It’s been a while since I last made a blog post. Various reasons, including the continued poor weather. Even though it’s now March and the crocuses and the early daffodils are up, we are still having cold, snowy, frosty and grey days. Sadly this makes taking pictures tricky. However, the sun finally came out briefly yesterday afternoon, so I’ve been able to take pictures of work in progress.
A few weeks ago I received a lovely spinning book for my birthday. It’s The Spinner’s Book of Yarn Designs by Sarah Anderson:
Yes, I did just grab that image from the preview on Amazon’s site.
The book’s absolutely brilliant. Full of inspiring techniques and ideas for yarn constructions I’ve not come across before. I love the clear diagrams that show the construction of a yarn at a glance. My first project inspired by this is a 3 ply yarn, with a construction similar to a cabled yarn. It’s called a Crepe yarn. 2 singles are spun in one direction, then plied. Then a second single is spun in the plied direction and plied with the original 2 ply. Are you still following? No? The “at a glance” diagram would really help here – which is one reason the book is so brilliant.
I’m spinning this with a thick single from my dyed BFL (the pinky/orange one), here it is a few weeks ago:
and two thin singles of natural white Shetland. I was aiming at a Bubble or Rickrack Crepe yarn, but I don’t think there’s enough difference in the thickness of the singles. At the two ply stage I have two almost full bobbins of yarn. However, I don’t have enough bobbins for the wheel I’m using for this spinning, so have wound the 2-ply off into skeins:
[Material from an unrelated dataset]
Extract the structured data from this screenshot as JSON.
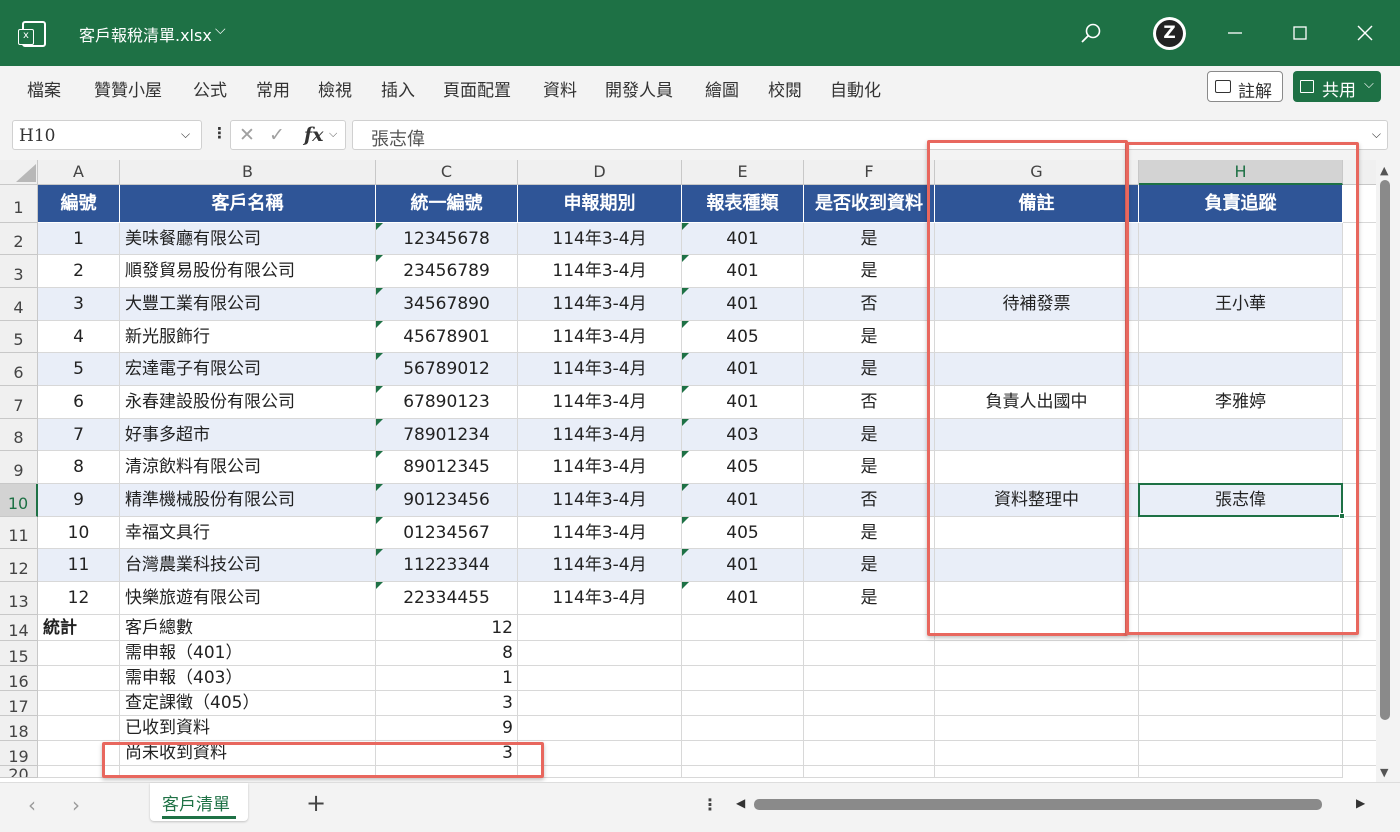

As there’s a lot of unbalanced twist in this 2-ply, the skeins are a little like super-scrunchies. I’m sure there are good reasons not to handle the yarn-in-progress in this way, but I’m afraid I don’t know them (a little knowledge at this stage may be a dangerous thing). At the moment I’m working on the second white single. When I ply I’ll put each skein onto my swift and ply from the swift and a bobbin. I’ve not done this before! It could all turn into a huge tangle of wild yarn!